Green Our Planet, the southwest Las Vegas-based crowdfunding platform that began in 2013 and became the largest school garden program in the U.S., started as a small side project for Ciara Byrne and Kim MacQuarrie.
While building the company’s website, their developer said they should start with funding a program locally. They decided to use the platform to fund their first school garden for Wallen Elementary School in Henderson in 2013.
More and more schools signed up to raise money for school gardens. Byrne calls Green Our Planet “the accidental school garden program.”
Today the nonprofit organization has installed 167 school garden and works out of the Innevation Center in southwest Las Vegas. Byrne is being recognized nationally for her efforts. She was selected as an Obama Foundation fellow in April, joining its second-ever class. She and 19 others were picked from among 5,000 applicants. The foundation selects fellows who work in the community to solve important public problems, show diverse talent and approaches to drive change and who have made a direct impact on the community.
This year’s Obama Foundation fellows will gather for four workshops in Washington D.C. to work with leaders and potential partners to find ways to scale their work and inspire communities to be engaged with their work according to a foundation press release.
Byrne said that at the first meeting of the fellows in Washington, D.C., in May, leaders of various community groups across the country were brought in to talk about scaling the fellows’ projects.
Back in Las Vegas, MacQuarrie said the “knee-jerk” reaction to the idea of school gardens here is that “nothing grows in the desert” and countered that “with over 300 days of sunshine, the right soil and water, a lot can grow here.”
MacQuarrie grew up in Las Vegas after moving to the area in second grade in 1963. The three public schools MacQuarrie attended in the city, Lake Elementary, Orr Middle and Valley High School, all now have gardens.

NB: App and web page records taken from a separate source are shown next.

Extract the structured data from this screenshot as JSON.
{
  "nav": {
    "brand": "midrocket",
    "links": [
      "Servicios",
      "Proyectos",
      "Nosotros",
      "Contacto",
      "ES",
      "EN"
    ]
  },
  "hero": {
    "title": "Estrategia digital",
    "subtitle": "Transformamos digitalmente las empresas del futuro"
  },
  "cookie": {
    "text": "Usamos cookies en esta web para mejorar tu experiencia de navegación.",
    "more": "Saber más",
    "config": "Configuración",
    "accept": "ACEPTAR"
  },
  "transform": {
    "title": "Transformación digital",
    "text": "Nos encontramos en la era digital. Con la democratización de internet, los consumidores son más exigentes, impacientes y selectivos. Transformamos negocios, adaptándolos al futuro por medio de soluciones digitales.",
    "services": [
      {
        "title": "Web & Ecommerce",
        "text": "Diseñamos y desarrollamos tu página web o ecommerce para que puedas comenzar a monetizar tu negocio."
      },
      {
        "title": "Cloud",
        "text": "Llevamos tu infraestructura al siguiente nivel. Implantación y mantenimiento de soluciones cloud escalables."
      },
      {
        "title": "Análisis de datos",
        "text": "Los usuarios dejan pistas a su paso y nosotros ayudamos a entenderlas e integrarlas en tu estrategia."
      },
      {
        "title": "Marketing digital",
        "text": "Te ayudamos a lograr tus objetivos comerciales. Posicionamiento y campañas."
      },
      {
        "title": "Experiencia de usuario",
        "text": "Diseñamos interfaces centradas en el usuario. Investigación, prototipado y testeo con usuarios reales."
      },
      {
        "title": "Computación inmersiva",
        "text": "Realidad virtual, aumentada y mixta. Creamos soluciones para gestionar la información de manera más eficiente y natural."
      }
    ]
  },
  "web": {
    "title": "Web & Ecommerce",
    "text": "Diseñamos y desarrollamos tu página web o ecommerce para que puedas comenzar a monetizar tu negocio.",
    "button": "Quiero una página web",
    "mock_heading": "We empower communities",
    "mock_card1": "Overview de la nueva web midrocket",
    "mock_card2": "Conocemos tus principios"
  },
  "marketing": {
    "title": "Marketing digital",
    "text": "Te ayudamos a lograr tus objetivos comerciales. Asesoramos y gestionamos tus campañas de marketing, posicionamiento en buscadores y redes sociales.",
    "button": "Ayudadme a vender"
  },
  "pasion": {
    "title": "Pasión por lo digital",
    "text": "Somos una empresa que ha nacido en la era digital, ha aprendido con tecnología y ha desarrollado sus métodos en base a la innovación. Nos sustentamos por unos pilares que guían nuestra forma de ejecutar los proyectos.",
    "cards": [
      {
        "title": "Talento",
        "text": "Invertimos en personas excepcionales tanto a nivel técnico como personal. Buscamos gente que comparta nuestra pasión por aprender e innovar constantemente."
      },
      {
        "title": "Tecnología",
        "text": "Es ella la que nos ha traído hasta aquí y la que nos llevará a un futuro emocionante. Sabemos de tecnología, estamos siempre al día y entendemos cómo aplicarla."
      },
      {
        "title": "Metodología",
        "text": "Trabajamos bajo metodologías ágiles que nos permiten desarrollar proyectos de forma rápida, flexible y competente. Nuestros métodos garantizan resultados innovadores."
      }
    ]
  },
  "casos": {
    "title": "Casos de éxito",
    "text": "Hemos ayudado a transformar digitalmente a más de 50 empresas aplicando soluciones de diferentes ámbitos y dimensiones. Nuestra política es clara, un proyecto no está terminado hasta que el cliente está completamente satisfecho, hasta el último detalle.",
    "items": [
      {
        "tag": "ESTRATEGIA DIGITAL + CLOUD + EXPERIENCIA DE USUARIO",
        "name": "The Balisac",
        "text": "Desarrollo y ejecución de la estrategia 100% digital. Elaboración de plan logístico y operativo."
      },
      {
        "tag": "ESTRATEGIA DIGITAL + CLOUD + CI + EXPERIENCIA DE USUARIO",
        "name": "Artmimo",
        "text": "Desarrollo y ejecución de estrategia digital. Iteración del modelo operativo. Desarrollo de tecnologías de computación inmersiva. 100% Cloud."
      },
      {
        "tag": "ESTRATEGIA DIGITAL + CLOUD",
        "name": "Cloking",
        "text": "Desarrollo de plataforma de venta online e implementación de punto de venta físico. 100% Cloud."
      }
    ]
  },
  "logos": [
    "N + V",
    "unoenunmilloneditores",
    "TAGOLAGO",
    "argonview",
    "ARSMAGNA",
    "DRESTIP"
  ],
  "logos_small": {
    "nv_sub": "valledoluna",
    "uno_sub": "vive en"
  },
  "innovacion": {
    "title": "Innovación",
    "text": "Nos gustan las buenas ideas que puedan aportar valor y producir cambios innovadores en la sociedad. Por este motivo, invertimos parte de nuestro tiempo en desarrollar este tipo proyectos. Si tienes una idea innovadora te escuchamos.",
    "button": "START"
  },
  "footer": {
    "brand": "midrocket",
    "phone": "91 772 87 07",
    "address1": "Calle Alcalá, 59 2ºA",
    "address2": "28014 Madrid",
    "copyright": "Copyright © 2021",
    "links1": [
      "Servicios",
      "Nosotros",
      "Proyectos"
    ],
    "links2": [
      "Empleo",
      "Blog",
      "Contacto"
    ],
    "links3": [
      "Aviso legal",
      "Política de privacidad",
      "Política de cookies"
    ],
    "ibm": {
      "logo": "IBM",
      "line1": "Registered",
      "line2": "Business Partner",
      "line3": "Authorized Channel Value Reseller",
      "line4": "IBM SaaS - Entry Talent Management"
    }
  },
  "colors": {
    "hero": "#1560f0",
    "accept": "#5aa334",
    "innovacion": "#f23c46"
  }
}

“Our motivation was that everyone needs to be a conservationist if we are going to protect the planet,” Byrne said of the pair’s organization, adding, “What we saw in the gardens was a way to connect to children and help them fall in love with the planet in a way that, when they grow up, they will want to protect it.”
As Green Our Planet grew, Byrne said, teachers started asking for a curriculum to go along with the garden. Around that time the organization paired with Three Square food bank to apply for a grant to create Nevada’s first STEM garden curriculum for kindergarten through fifth grade.
Byrne said she’s passionate about the students they work with, many of whom come from low-income neighborhoods.
“When you grow up in poverty, that is trauma for these kids, and so many of them have told us that the garden is their sanctuary,” Byrne said. “That is what gets me out of bed in the morning, knowing that these gardens create an opportunity for joy for teachers and students. When you are joyful at school, you want to go to school, and going to school is good for your future.”
How it works
When a school or teacher contacts Green Our Planet for help funding a garden, the organization seeks grant assistance or potential sponsors. The group recently has have been working with the Southern Nevada Water Authority, co-founder Kim MacQuarrie said.
The nonprofit group organizes student-run farmers markets in the city and at schools. From there, other offerings have cropped up, such as Green Our Planet’s Chef to School program. Under it, chefs from across the Las Vegas Valley visit schools with gardens to demonstrate some of the meals that can be made from produce.
To install a garden, schools typically need about 5,000 square feet of grass, MacQuarrie said. The Southern Nevada Water Authority grants property owners $2 for each square foot of grass they remove. MacQuarrie said removing 5,000 square feet of grass can almost pay for a school’s entire garden.
For more information, visit greenourplanet.org.